I prefer to pack leftovers in my children's lunches. Why? Because they are complete meals - mini versions of whatever we had for dinner. Soups, casseroles, etc. When we don't have any packable leftovers, then they get some sort of sandwich (or occasionally a mixed salad), the two fruit/veg and maybe a treat or concentrated carbohydrate. It all depends on what is in the house and what they have been doing lately. Do they have the mile run that day? Do they have gymnastics every day after school? Are they sick?
Back in 2010, I put together a big list of possible food items for school lunches. I still like this list.
I have a few standby's. My kids love soups in their lunch, and they absolutely love it when I pack "breakfast for lunch" such as an omelette, waffles with bacon/sausage, etc. These are the usual suspects in our lunches: unsweetened applesauce, baby carrots, cucumber slices, sliced oranges, dried fruits, sliced apples (lemon juice keeps them from turning brown,) trail mixes of seeds/nuts/raisins/prunes, little container of cereal, anything currently baked such as banana muffins, granola bars, cookies.

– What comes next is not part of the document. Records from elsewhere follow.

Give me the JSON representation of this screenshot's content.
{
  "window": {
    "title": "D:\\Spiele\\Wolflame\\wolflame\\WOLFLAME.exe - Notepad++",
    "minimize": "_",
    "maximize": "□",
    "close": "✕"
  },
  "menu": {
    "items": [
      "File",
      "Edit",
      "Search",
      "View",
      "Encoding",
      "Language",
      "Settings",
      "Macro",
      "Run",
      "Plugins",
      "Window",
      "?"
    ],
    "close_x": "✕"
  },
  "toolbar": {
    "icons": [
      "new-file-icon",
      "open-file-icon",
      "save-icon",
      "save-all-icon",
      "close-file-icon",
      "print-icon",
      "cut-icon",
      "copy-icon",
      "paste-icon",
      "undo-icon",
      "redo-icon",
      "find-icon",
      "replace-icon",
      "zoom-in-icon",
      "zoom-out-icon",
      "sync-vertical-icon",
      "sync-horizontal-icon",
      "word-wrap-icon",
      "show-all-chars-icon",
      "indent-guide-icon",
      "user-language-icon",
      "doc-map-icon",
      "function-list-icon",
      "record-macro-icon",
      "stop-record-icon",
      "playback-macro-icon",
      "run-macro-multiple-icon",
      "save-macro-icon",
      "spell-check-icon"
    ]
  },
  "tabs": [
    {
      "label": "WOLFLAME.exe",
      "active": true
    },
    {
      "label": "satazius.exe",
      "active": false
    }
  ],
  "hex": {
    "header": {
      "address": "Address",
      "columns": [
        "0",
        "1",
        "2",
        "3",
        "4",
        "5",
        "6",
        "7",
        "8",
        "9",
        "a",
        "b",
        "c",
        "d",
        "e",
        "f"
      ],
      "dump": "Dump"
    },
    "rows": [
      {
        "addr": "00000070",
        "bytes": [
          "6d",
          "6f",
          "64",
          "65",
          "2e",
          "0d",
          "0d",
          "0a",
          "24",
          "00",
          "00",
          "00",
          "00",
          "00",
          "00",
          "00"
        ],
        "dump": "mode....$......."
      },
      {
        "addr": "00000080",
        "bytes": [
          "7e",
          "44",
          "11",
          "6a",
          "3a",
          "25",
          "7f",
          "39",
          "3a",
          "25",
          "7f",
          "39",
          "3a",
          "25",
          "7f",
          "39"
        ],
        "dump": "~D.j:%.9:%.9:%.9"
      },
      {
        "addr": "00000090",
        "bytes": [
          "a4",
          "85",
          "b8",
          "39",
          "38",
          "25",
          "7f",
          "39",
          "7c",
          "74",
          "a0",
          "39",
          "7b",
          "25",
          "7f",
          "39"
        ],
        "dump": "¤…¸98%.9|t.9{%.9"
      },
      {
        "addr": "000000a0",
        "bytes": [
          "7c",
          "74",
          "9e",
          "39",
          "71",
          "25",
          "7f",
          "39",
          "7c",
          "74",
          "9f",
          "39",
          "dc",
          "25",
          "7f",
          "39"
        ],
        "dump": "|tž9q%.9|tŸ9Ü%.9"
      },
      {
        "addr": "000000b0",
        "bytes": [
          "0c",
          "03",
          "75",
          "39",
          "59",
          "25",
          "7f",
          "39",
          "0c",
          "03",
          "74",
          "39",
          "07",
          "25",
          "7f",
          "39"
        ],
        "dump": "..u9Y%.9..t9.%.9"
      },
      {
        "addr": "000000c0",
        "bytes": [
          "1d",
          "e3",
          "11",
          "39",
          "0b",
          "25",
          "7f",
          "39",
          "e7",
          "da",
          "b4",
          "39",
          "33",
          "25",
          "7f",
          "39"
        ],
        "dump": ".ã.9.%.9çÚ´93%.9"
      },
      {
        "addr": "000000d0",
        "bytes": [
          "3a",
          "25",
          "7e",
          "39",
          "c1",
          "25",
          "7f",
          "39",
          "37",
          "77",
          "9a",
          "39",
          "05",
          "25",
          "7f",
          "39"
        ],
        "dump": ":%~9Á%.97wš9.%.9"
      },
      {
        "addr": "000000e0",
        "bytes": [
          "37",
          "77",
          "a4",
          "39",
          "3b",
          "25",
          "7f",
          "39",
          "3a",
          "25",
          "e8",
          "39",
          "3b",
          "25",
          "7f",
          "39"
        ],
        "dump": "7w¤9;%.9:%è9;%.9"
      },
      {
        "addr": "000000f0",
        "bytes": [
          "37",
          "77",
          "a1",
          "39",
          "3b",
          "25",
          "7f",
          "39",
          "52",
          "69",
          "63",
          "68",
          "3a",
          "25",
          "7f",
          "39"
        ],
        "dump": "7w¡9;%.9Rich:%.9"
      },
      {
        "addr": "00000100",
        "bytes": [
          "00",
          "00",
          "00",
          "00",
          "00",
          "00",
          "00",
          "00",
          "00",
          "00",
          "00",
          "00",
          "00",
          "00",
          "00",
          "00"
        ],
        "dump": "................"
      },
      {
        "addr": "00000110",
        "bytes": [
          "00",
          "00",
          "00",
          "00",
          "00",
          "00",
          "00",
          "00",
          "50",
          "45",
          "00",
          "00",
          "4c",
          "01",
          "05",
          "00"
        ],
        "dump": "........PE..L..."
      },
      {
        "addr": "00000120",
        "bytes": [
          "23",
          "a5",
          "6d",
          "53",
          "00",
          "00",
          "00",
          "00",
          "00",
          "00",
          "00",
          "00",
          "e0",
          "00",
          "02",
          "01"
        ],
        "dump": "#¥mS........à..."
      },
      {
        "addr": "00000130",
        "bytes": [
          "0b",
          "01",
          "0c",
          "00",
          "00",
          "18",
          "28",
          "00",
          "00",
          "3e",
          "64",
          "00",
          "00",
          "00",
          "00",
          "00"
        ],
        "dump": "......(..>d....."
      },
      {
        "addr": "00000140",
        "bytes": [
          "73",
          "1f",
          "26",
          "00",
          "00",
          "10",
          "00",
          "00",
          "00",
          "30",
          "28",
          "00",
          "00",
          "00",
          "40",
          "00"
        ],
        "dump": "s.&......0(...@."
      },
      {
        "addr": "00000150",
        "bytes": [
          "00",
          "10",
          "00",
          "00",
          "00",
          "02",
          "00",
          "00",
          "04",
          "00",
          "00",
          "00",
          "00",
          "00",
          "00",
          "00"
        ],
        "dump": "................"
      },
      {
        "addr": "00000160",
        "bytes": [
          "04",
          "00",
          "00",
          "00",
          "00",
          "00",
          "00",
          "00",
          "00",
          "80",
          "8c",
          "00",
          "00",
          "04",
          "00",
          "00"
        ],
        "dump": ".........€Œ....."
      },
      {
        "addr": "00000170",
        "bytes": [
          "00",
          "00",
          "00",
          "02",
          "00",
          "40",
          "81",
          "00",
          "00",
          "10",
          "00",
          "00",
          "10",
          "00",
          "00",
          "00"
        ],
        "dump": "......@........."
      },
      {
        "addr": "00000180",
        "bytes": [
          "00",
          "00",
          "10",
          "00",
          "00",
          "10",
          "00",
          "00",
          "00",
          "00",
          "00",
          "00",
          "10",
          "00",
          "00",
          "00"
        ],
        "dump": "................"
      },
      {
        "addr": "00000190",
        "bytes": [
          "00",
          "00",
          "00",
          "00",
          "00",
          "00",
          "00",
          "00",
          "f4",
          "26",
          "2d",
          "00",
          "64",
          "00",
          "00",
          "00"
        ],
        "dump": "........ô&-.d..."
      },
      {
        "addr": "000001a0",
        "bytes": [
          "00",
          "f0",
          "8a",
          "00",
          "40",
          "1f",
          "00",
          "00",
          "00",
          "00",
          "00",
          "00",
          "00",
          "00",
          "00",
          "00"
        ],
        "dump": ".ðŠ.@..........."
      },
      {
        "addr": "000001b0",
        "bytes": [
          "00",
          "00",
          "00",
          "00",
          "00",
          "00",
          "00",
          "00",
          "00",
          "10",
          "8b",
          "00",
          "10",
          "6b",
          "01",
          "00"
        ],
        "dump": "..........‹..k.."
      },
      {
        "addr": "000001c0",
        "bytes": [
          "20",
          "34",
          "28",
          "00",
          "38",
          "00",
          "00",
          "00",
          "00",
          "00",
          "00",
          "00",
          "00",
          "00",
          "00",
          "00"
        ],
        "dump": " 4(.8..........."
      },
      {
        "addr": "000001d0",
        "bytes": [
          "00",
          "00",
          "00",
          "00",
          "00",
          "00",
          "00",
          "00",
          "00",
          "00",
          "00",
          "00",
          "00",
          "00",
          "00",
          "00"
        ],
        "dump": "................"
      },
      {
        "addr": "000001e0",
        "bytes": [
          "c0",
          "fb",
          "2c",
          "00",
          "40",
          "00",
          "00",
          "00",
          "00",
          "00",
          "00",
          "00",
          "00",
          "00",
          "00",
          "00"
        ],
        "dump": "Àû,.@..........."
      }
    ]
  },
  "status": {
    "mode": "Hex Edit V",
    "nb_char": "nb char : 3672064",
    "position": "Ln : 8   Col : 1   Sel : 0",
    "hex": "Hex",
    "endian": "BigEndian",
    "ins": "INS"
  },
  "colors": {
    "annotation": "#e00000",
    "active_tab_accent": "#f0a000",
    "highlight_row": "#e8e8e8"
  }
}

It doesn't have to be difficult and it doesn't have to be boring. But it does have to arrive in one piece and provide nutritional balance. If you are new to packing lunches, hang in there! You'll eventually get in the groove.
I received a few complimentary rubbermaid items for review purposes, but all opinions expressed are my own. I did not receive compensation. All articles on this blog may contain affiliate links/ads.